As the warming waters draws the bass away from their deeper winter homes towards the shorelines, they tend to hold and feed suspended away from the banks of the lake in 10 to 15 feet of water. Therefore, for an angler to be successful, it is necessary to have a lure pass through this magic depth at a very slow pace, but with enough action to attract the bass’ curiosity and appetite. We have been accomplishing this by utilizing Striper Series Swirleybirds in 1/4 and 3/8 ounce sizes. These lures have enough weight to easily take the lure to the desired depth with enough flash to attract any bass. They are available locally at The Dam Store, and online at georgiafishing.com.
In the clearer waters, color never seems to make much of a difference, but when fishing stained or slightly muddy water, brighter chartreuse or green/orange/chartreuse Swirleybirds seem to be more productive. Nevertheless, the most important ingredient is always the speed of the retrieve!
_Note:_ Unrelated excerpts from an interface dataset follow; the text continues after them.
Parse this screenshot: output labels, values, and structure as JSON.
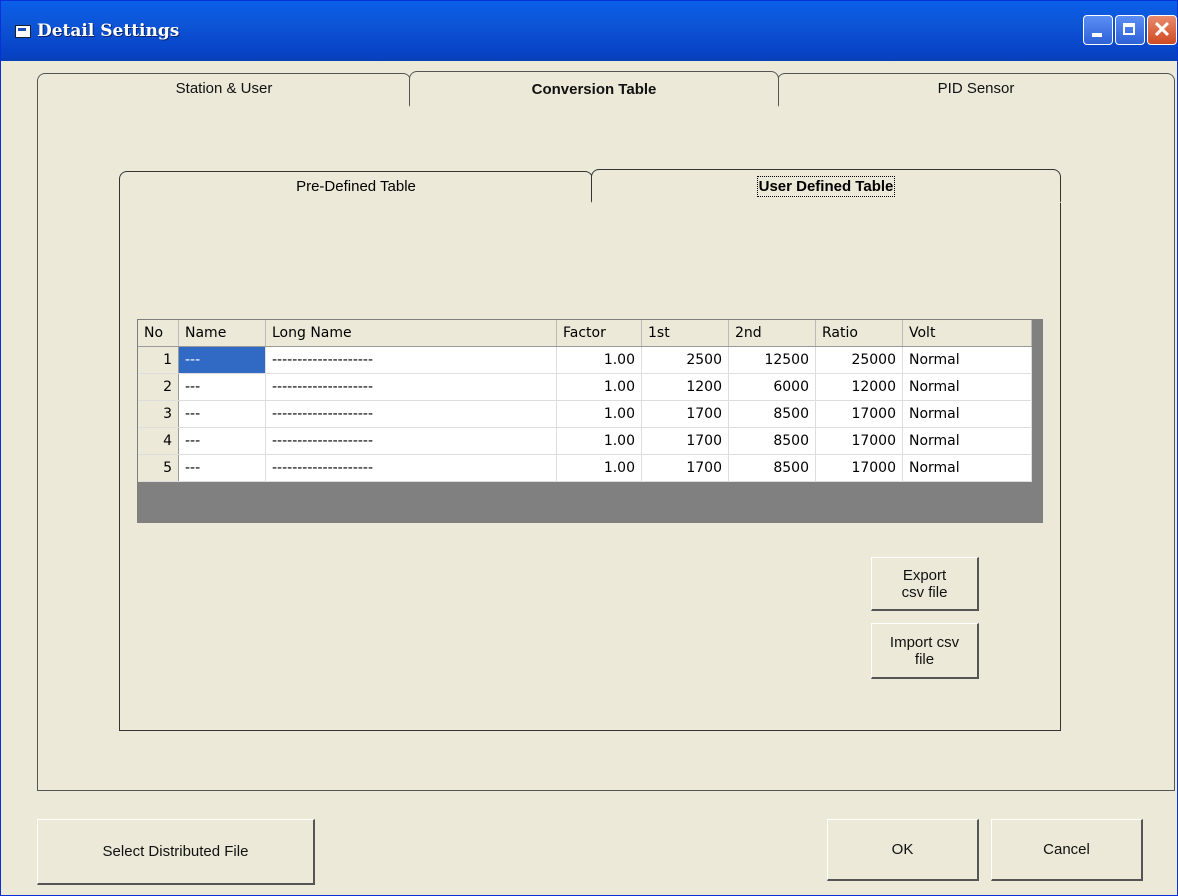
{
  "window": {
    "title": "Detail Settings"
  },
  "tabs": [
    "Station & User",
    "Conversion Table",
    "PID Sensor"
  ],
  "subtabs": [
    "Pre-Defined Table",
    "User Defined Table"
  ],
  "table": {
    "columns": [
      "No",
      "Name",
      "Long Name",
      "Factor",
      "1st",
      "2nd",
      "Ratio",
      "Volt"
    ],
    "rows": [
      [
        "1",
        "---",
        "--------------------",
        "1.00",
        "2500",
        "12500",
        "25000",
        "Normal"
      ],
      [
        "2",
        "---",
        "--------------------",
        "1.00",
        "1200",
        "6000",
        "12000",
        "Normal"
      ],
      [
        "3",
        "---",
        "--------------------",
        "1.00",
        "1700",
        "8500",
        "17000",
        "Normal"
      ],
      [
        "4",
        "---",
        "--------------------",
        "1.00",
        "1700",
        "8500",
        "17000",
        "Normal"
      ],
      [
        "5",
        "---",
        "--------------------",
        "1.00",
        "1700",
        "8500",
        "17000",
        "Normal"
      ]
    ]
  },
  "buttons": {
    "export_line1": "Export",
    "export_line2": "csv file",
    "import_line1": "Import csv",
    "import_line2": "file",
    "select_file": "Select Distributed File",
    "ok": "OK",
    "cancel": "Cancel"
  },
  "colors": {
    "titlebar": "#0A5FE8",
    "window_bg": "#ECE9D8",
    "selection": "#316AC5"
  }
}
Most anglers seem to think that the more casts they make the better their chances, but during Lanier’s early pre-spawn period, that is certainly not the case. It is imperative that one finds the “happy medium” to be successful. The retrieve must be just fast enough to allow the lure to reach the magic 10 to 15 foot level, but not one bit more than that. Only the trial of success or failure will show a fisherman when he has achieved the proper speed.
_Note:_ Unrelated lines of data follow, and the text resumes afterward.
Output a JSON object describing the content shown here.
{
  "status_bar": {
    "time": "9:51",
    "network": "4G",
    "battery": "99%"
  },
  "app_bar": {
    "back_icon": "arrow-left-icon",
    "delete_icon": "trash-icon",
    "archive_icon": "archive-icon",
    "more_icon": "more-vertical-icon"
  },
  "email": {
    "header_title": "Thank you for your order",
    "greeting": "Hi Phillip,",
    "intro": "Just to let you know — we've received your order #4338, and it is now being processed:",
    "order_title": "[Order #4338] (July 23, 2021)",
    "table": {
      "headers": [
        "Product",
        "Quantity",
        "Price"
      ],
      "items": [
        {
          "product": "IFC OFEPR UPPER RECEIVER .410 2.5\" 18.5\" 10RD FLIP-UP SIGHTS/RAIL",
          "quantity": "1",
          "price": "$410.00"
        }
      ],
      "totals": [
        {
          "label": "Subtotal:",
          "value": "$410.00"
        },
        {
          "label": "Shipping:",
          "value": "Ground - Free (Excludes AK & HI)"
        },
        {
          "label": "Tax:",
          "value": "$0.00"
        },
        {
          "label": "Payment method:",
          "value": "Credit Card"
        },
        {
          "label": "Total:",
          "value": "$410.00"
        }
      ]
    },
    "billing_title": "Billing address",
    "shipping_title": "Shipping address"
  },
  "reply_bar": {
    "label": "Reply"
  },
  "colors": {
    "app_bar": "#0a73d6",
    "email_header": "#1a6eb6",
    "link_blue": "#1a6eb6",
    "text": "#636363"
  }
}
Best places to cast are usually points and coves above Browns Bridge in the beginning of this period, but within a week, it won’t matter which end of the lake one chooses. Red clay banks seem to have more bass than rocky or sandy ones.
Swirleybirds are hotIt’s best to use spinning tackle with 8 pound test line to be more efficient and allow the lure to go deep enough to attract the bass. Smaller diameter lines will let the lure go even deeper, but one is more at risk of losing fish and lures with the lighter lines.
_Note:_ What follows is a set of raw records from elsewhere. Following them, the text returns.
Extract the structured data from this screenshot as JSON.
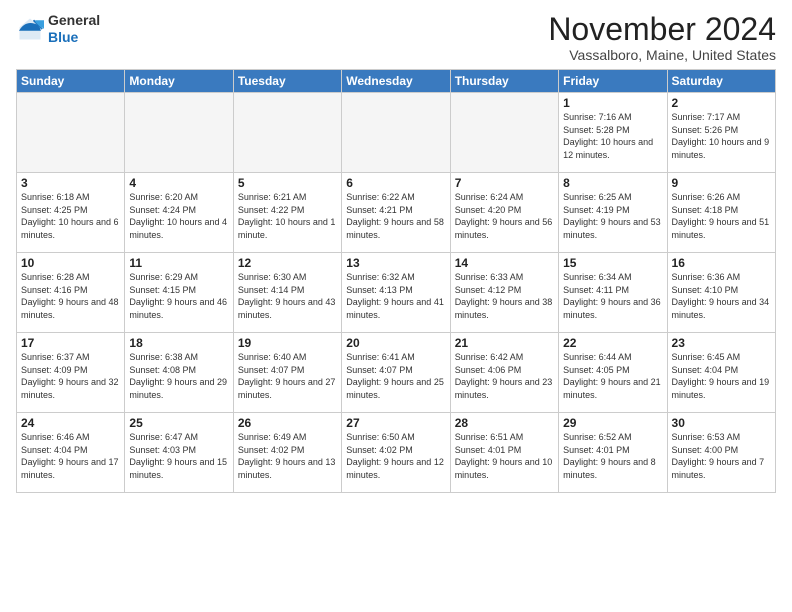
{
  "logo": {
    "general": "General",
    "blue": "Blue"
  },
  "header": {
    "month": "November 2024",
    "location": "Vassalboro, Maine, United States"
  },
  "weekdays": [
    "Sunday",
    "Monday",
    "Tuesday",
    "Wednesday",
    "Thursday",
    "Friday",
    "Saturday"
  ],
  "weeks": [
    [
      {
        "day": "",
        "empty": true
      },
      {
        "day": "",
        "empty": true
      },
      {
        "day": "",
        "empty": true
      },
      {
        "day": "",
        "empty": true
      },
      {
        "day": "",
        "empty": true
      },
      {
        "day": "1",
        "sunrise": "7:16 AM",
        "sunset": "5:28 PM",
        "daylight": "10 hours and 12 minutes."
      },
      {
        "day": "2",
        "sunrise": "7:17 AM",
        "sunset": "5:26 PM",
        "daylight": "10 hours and 9 minutes."
      }
    ],
    [
      {
        "day": "3",
        "sunrise": "6:18 AM",
        "sunset": "4:25 PM",
        "daylight": "10 hours and 6 minutes."
      },
      {
        "day": "4",
        "sunrise": "6:20 AM",
        "sunset": "4:24 PM",
        "daylight": "10 hours and 4 minutes."
      },
      {
        "day": "5",
        "sunrise": "6:21 AM",
        "sunset": "4:22 PM",
        "daylight": "10 hours and 1 minute."
      },
      {
        "day": "6",
        "sunrise": "6:22 AM",
        "sunset": "4:21 PM",
        "daylight": "9 hours and 58 minutes."
      },
      {
        "day": "7",
        "sunrise": "6:24 AM",
        "sunset": "4:20 PM",
        "daylight": "9 hours and 56 minutes."
      },
      {
        "day": "8",
        "sunrise": "6:25 AM",
        "sunset": "4:19 PM",
        "daylight": "9 hours and 53 minutes."
      },
      {
        "day": "9",
        "sunrise": "6:26 AM",
        "sunset": "4:18 PM",
        "daylight": "9 hours and 51 minutes."
      }
    ],
    [
      {
        "day": "10",
        "sunrise": "6:28 AM",
        "sunset": "4:16 PM",
        "daylight": "9 hours and 48 minutes."
      },
      {
        "day": "11",
        "sunrise": "6:29 AM",
        "sunset": "4:15 PM",
        "daylight": "9 hours and 46 minutes."
      },
      {
        "day": "12",
        "sunrise": "6:30 AM",
        "sunset": "4:14 PM",
        "daylight": "9 hours and 43 minutes."
      },
      {
        "day": "13",
        "sunrise": "6:32 AM",
        "sunset": "4:13 PM",
        "daylight": "9 hours and 41 minutes."
      },
      {
        "day": "14",
        "sunrise": "6:33 AM",
        "sunset": "4:12 PM",
        "daylight": "9 hours and 38 minutes."
      },
      {
        "day": "15",
        "sunrise": "6:34 AM",
        "sunset": "4:11 PM",
        "daylight": "9 hours and 36 minutes."
      },
      {
        "day": "16",
        "sunrise": "6:36 AM",
        "sunset": "4:10 PM",
        "daylight": "9 hours and 34 minutes."
      }
    ],
    [
      {
        "day": "17",
        "sunrise": "6:37 AM",
        "sunset": "4:09 PM",
        "daylight": "9 hours and 32 minutes."
      },
      {
        "day": "18",
        "sunrise": "6:38 AM",
        "sunset": "4:08 PM",
        "daylight": "9 hours and 29 minutes."
      },
      {
        "day": "19",
        "sunrise": "6:40 AM",
        "sunset": "4:07 PM",
        "daylight": "9 hours and 27 minutes."
      },
      {
        "day": "20",
        "sunrise": "6:41 AM",
        "sunset": "4:07 PM",
        "daylight": "9 hours and 25 minutes."
      },
      {
        "day": "21",
        "sunrise": "6:42 AM",
        "sunset": "4:06 PM",
        "daylight": "9 hours and 23 minutes."
      },
      {
        "day": "22",
        "sunrise": "6:44 AM",
        "sunset": "4:05 PM",
        "daylight": "9 hours and 21 minutes."
      },
      {
        "day": "23",
        "sunrise": "6:45 AM",
        "sunset": "4:04 PM",
        "daylight": "9 hours and 19 minutes."
      }
    ],
    [
      {
        "day": "24",
        "sunrise": "6:46 AM",
        "sunset": "4:04 PM",
        "daylight": "9 hours and 17 minutes."
      },
      {
        "day": "25",
        "sunrise": "6:47 AM",
        "sunset": "4:03 PM",
        "daylight": "9 hours and 15 minutes."
      },
      {
        "day": "26",
        "sunrise": "6:49 AM",
        "sunset": "4:02 PM",
        "daylight": "9 hours and 13 minutes."
      },
      {
        "day": "27",
        "sunrise": "6:50 AM",
        "sunset": "4:02 PM",
        "daylight": "9 hours and 12 minutes."
      },
      {
        "day": "28",
        "sunrise": "6:51 AM",
        "sunset": "4:01 PM",
        "daylight": "9 hours and 10 minutes."
      },
      {
        "day": "29",
        "sunrise": "6:52 AM",
        "sunset": "4:01 PM",
        "daylight": "9 hours and 8 minutes."
      },
      {
        "day": "30",
        "sunrise": "6:53 AM",
        "sunset": "4:00 PM",
        "daylight": "9 hours and 7 minutes."
      }
    ]
  ]
}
If an angler casts directly at the bank, finds the right speed of retrieve, and diligently works the proper places, he can expect to catch 10 to 25 spotted bass and a few other species of fish in an 8-hour period each day for the next couple of weeks. As soon as the surface temperature all over the lake reaches 60 degrees, however, one can put the larger Swirleybirds away and learn how to catch 40 to 80 bass each day with the smaller, Original Swirleybirds.